**Work to be completed**
Go through the entries below and return every line that contains "Actions".

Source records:
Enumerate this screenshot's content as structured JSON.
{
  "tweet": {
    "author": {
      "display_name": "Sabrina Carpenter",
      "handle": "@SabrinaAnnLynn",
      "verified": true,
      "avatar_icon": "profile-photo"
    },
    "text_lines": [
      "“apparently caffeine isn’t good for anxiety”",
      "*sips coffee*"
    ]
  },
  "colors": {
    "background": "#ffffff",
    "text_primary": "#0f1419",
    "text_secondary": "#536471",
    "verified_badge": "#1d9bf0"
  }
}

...

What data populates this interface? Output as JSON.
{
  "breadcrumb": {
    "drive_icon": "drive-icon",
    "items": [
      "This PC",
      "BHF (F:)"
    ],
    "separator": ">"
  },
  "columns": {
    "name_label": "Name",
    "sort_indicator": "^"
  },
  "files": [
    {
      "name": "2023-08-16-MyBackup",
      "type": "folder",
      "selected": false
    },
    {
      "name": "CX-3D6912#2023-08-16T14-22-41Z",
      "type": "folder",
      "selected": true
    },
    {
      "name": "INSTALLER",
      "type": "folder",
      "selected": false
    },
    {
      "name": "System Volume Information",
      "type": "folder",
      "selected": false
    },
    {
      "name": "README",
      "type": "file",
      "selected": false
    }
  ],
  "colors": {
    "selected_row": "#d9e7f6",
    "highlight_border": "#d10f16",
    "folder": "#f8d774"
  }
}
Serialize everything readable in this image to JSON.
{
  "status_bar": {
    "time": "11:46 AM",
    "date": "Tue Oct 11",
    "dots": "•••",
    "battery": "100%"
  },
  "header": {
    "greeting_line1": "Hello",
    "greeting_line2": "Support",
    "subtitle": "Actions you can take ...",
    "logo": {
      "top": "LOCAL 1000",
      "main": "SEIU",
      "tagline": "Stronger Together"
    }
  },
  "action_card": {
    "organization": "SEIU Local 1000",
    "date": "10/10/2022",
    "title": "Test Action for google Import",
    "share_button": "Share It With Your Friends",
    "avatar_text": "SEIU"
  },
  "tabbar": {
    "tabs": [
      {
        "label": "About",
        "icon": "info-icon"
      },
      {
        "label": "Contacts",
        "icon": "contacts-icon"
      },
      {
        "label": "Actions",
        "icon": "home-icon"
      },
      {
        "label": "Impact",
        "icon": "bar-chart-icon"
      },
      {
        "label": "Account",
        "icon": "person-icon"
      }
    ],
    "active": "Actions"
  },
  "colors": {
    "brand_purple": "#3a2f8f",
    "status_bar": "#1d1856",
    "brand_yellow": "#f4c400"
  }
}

**Solution to this task**
    "subtitle": "Actions you can take ...",
        "label": "Actions",
    "active": "Actions"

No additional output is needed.